I’ve been digging that Sara Bareillis song “Love Song” [from Little Voice, Epic, 2007]. That’s a great bass track – crazy tone. [L.A. session great Chris Chaney is on bass.] I like the new Pretenders record, Break Up the Concrete [Shangri-La Music, 2008]. My friend Don Smith produced it, and he said Chrissie Hynde wrote the whole record right there in the studio. She wouldn’t let him mix it – she wanted to go with the rough takes. It’s got this great, unpolished feeling about it. Jim Ketlner is playing drums – he rips balls on it! I find a lot of music now is over-produced. That’s what I like about Break Up the Concrete – it’s raw. I just made a record for ten years, and I tracked every damn song five or six times!
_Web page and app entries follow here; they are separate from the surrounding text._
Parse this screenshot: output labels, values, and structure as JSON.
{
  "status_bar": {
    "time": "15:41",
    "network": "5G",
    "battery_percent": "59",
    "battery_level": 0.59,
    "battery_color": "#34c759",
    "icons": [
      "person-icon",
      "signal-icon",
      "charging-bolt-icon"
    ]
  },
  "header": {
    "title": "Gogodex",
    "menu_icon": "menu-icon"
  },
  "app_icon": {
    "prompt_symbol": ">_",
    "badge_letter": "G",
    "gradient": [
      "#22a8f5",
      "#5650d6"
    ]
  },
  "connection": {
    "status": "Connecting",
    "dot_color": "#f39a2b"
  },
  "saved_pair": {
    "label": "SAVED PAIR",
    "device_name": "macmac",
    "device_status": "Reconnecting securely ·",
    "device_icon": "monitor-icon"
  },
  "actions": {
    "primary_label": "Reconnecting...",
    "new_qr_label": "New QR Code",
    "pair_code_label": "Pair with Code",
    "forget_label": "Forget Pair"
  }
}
Are there plans for a Guns N’ Roses tour?
Yes. And that’s all I can tell you! [Laughs.] Word has it we’ll start rehearsing in February for dates in April. I have a feeling it’s going to happen, but I’m not holding my breath. It seems that every time that ball starts rolling, it rolls a bit like a square wheel at first.
Which tracks from Chinese Democracy are you most looking forward to playing live?
It’s hard to say, but “Riad and the Bedouins” is probably one of them. The riff is pretty nutty, and I think people either love it or hate it, but it’s a groove that’s really fun to play. It’s aggressive and note-y. “If the World” is another one. It doesn’t have a lot of bass – it’s mostly whole-notes. We’ve had to work on the arrangement to make it work with a live band, but I think that one will be a lot of fun to play live.
With three guitars, two keyboards, drums, vocals, and bass, GNR’s lineup is much larger that the Replacements. Has that proven to be a difficult adjustment?
Whatever I do, I want it to sound good. I don’t care if there are 40 people up there onstage – it needs to mesh. When we first started rehearsing, it seemed it might be chaotic and not sound very good. But as time’s gone by, we’ve figured out how to make it all work. In an arena setting, there isn’t room to be subtle. It seems like more you add, the more gets lots. It’s hard to make that many parts sound good in that kind of live atmosphere. My original thought was, Sounds great – can’t wait until we rip it live as a four-piece! But that’s not gonna happen. And it shouldn’t – each part is really important, and everyone’s put a lot of time into learning how to get the right live tone.